|US7894789||Apr 7, 2009||Feb 22, 2011||Parkervision, Inc.||Down-conversion of an electromagnetic signal with feedback control|
|US7929638||Jan 14, 2010||Apr 19, 2011||Parkervision, Inc.||Wireless local area network (WLAN) using universal frequency translation technology including multi-phase embodiments|
|US7936022||Jan 9, 2008||May 3, 2011||Parkervision, Inc.||Method and circuit for down-converting a signal|
|US7937059||Mar 31, 2008||May 3, 2011||Parkervision, Inc.||Converting an electromagnetic signal via sub-sampling|
|US8868021 *||Apr 5, 2013||Oct 21, 2014||National Instruments Corporation||Ultra-broadband planar millimeter-wave mixer with multi-octave IF bandwidth|
|US20010038318 *||Mar 2, 2001||Nov 8, 2001||Parker Vision, Inc.||Phased array antenna applications for universal frequency translation|
|US20040185901 *||Mar 17, 2004||Sep 23, 2004||Tdk Corporation||Electronic device for wireless communications and reflector device for wireless communication cards|
|US20040230628 *||Nov 24, 2003||Nov 18, 2004||Rawlins Gregory S.||Methods, systems, and computer program products for parallel correlation and applications thereof|
|US20050085207 *||Oct 25, 2004||Apr 21, 2005||Parkervision, Inc.||Apparatus, system, and method for down-converting and up-converting electromagnetic signals|
|US20050085208 *||Oct 25, 2004||Apr 21, 2005||Parkervision, Inc.||Apparatus, system, and method for down-converting and up-converting electromagnetic signals|
|US20050100115 *||Dec 20, 2004||May 12, 2005||Sorrells David F.||Method, system, and apparatus for balanced frequency Up-conversion of a baseband signal|

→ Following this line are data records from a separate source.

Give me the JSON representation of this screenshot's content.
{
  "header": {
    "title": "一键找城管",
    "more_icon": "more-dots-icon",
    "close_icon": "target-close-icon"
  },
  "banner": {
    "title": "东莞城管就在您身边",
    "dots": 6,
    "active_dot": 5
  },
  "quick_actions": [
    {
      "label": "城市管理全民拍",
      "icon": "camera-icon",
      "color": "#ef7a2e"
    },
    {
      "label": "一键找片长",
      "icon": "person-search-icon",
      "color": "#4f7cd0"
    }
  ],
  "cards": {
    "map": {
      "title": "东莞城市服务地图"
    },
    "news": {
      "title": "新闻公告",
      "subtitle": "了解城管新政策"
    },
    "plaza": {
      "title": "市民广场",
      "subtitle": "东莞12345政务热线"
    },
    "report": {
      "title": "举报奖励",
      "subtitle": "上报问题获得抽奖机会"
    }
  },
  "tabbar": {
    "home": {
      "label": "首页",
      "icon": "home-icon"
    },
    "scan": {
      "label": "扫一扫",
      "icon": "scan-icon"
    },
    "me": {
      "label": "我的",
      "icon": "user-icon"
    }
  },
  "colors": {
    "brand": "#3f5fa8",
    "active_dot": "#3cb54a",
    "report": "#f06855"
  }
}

|US20050123025 *||Jan 25, 2005||Jun 9, 2005||Sorrells David F.||Wireless local area network (WLAN) using universal frequency translation technology including multi-phase embodiments and circuit implementations|

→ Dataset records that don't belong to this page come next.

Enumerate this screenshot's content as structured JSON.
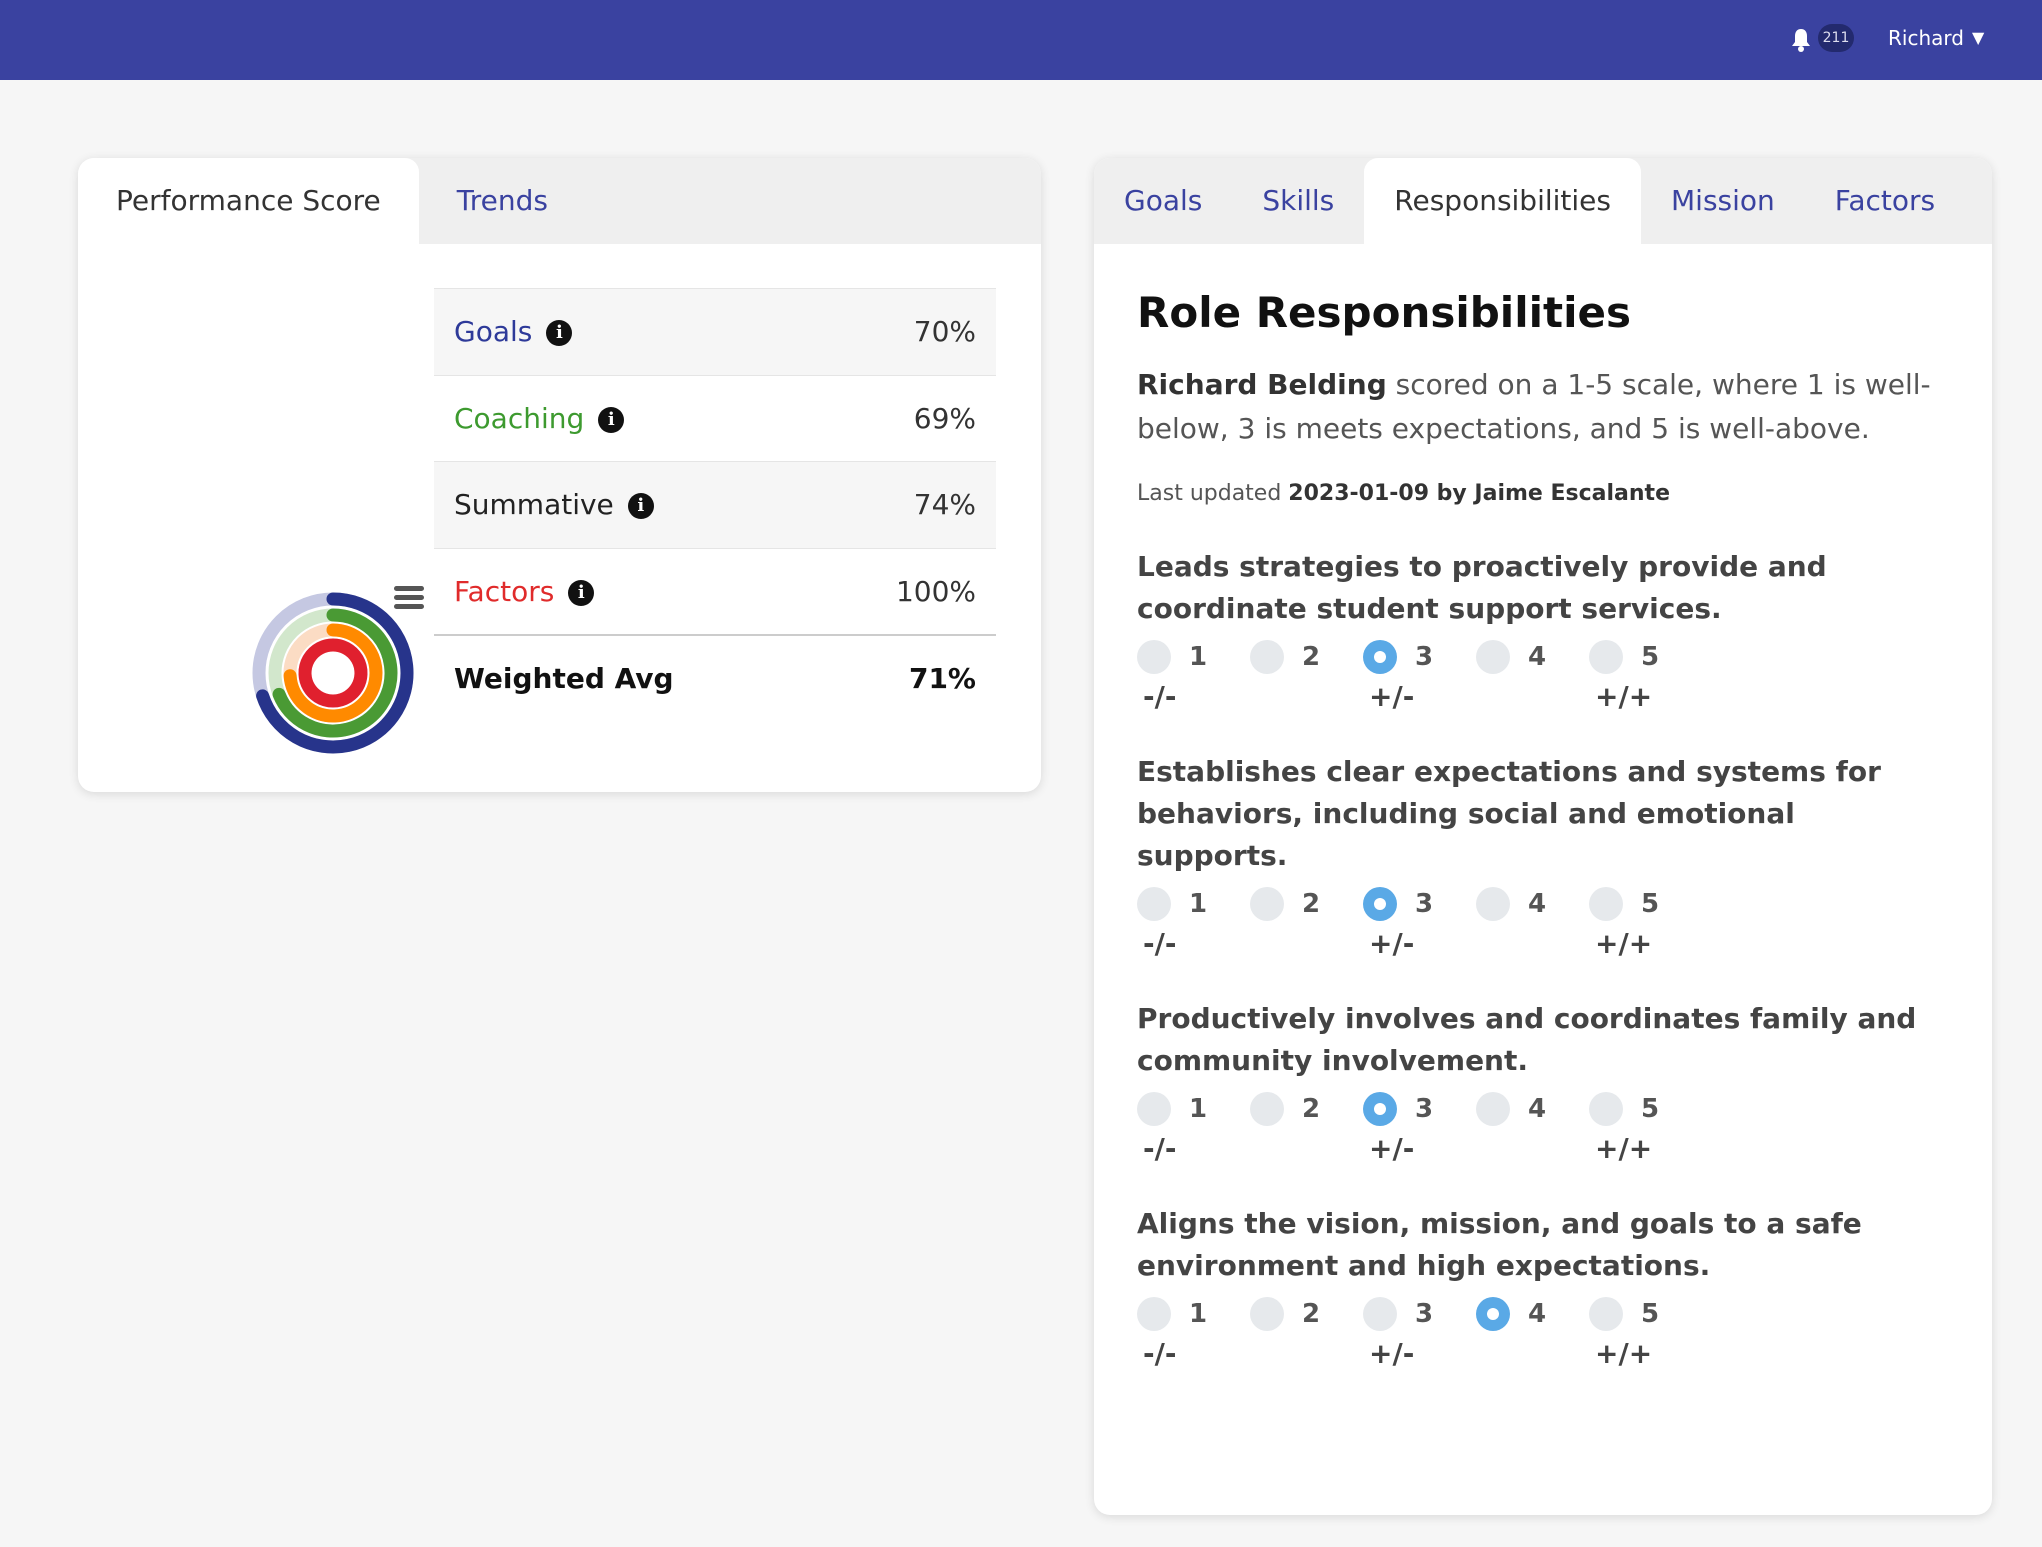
{
  "header": {
    "notification_count": "211",
    "user_name": "Richard",
    "icons": [
      "bell-icon",
      "chevron-down-icon"
    ],
    "color": "#3a42a0"
  },
  "left_panel": {
    "tabs": [
      {
        "label": "Performance Score",
        "active": true
      },
      {
        "label": "Trends",
        "active": false
      }
    ],
    "rows": [
      {
        "label": "Goals",
        "value": "70%",
        "color": "#2e3a99"
      },
      {
        "label": "Coaching",
        "value": "69%",
        "color": "#3d9a2f"
      },
      {
        "label": "Summative",
        "value": "74%",
        "color": "#222222"
      },
      {
        "label": "Factors",
        "value": "100%",
        "color": "#e02b2b"
      }
    ],
    "total": {
      "label": "Weighted Avg",
      "value": "71%"
    }
  },
  "chart_data": {
    "type": "radial-bar",
    "series": [
      {
        "name": "Goals",
        "value": 70,
        "color": "#27348b",
        "track": "#c5c8e2"
      },
      {
        "name": "Coaching",
        "value": 69,
        "color": "#4a9a34",
        "track": "#d2e7cc"
      },
      {
        "name": "Summative",
        "value": 74,
        "color": "#ff8a00",
        "track": "#fbdcc4"
      },
      {
        "name": "Factors",
        "value": 100,
        "color": "#e0202e",
        "track": "#f7c6c9"
      }
    ],
    "max": 100
  },
  "right_panel": {
    "tabs": [
      {
        "label": "Goals",
        "active": false
      },
      {
        "label": "Skills",
        "active": false
      },
      {
        "label": "Responsibilities",
        "active": true
      },
      {
        "label": "Mission",
        "active": false
      },
      {
        "label": "Factors",
        "active": false
      }
    ],
    "title": "Role Responsibilities",
    "intro_name": "Richard Belding",
    "intro_text": " scored on a 1-5 scale, where 1 is well-below, 3 is meets expectations, and 5 is well-above.",
    "updated_prefix": "Last updated ",
    "updated_value": "2023-01-09 by Jaime Escalante",
    "scale_labels": [
      "-/-",
      "+/-",
      "+/+"
    ],
    "options": [
      "1",
      "2",
      "3",
      "4",
      "5"
    ],
    "questions": [
      {
        "text": "Leads strategies to proactively provide and coordinate student support services.",
        "selected": "3"
      },
      {
        "text": "Establishes clear expectations and systems for behaviors, including social and emotional supports.",
        "selected": "3"
      },
      {
        "text": "Productively involves and coordinates family and community involvement.",
        "selected": "3"
      },
      {
        "text": "Aligns the vision, mission, and goals to a safe environment and high expectations.",
        "selected": "4"
      }
    ],
    "accent": "#5aa9e6"
  }
}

|US20050136861 *||Feb 3, 2005||Jun 23, 2005||Parkervision, Inc.||Method and system for frequency up-conversion with modulation embodiments|
|US20050164670 *||Oct 27, 2004||Jul 28, 2005||Parkervision, Inc.||Universal platform module and methods and apparatuses relating thereto enabled by universal frequency translation technology|
|US20050193049 *||Apr 18, 2005||Sep 1, 2005||Parkervision, Inc.||Method and apparatus for a parallel correlator and applications thereof|
|US20050202797 *||Dec 27, 2004||Sep 15, 2005||Sorrells David F.||Methods and systems for down-converting electromagnetic signals, and applications thereof|
|US20050215207 *||Mar 1, 2005||Sep 29, 2005||Parkervision, Inc.||Method and system for frequency up-conversion with a variety of transmitter configurations|
|US20050227639 *||Oct 12, 2004||Oct 13, 2005||Parkervision, Inc.||Apparatus, system, and method for down converting and up converting electromagnetic signals|
|US20050272395 *||Jul 5, 2005||Dec 8, 2005||Parkervision, Inc.||Method and circuit for down-converting a signal|
|US20140300430 *||Apr 5, 2013||Oct 9, 2014||National Instruments Corporation||Ultra-Broadband Planar Millimeter-Wave Mixer with Multi-Octave IF Bandwidth|
|EP0607044A2 *||Jan 13, 1994||Jul 20, 1994||Honda Giken Kogyo Kabushiki Kaisha||Dielectric waveguide mixer and dielectric waveguide radar module|
|U.S. Classification||455/327, 455/330|
|Cooperative Classification||H03D2200/0017, H03D9/0641|
|Sep 13, 1985||AS||Assignment|
Owner name: UNITED STATES OF AMERICA AS REPRESENTED BY THE SEC
Free format text: ASSIGNMENT OF ASSIGNORS INTEREST.;ASSIGNORS:DIXON, SAMUEL JR.;MALIK, ROGER;REEL/FRAME:004452/0147;SIGNING DATES FROM 19840215 TO 19840306
|Jun 28, 1989||FPAY||Fee payment|
Year of fee payment: 4
|Aug 10, 1993||REMI||Maintenance fee reminder mailed|
|Oct 21, 1993||FPAY||Fee payment|
Year of fee payment: 8
|Oct 21, 1993||SULP||Surcharge for late payment|
|Aug 12, 1997||REMI||Maintenance fee reminder mailed|
|Jan 4, 1998||LAPS||Lapse for failure to pay maintenance fees|
|Mar 17, 1998||FP||Expired due to failure to pay maintenance fee|
Effective date: 19980107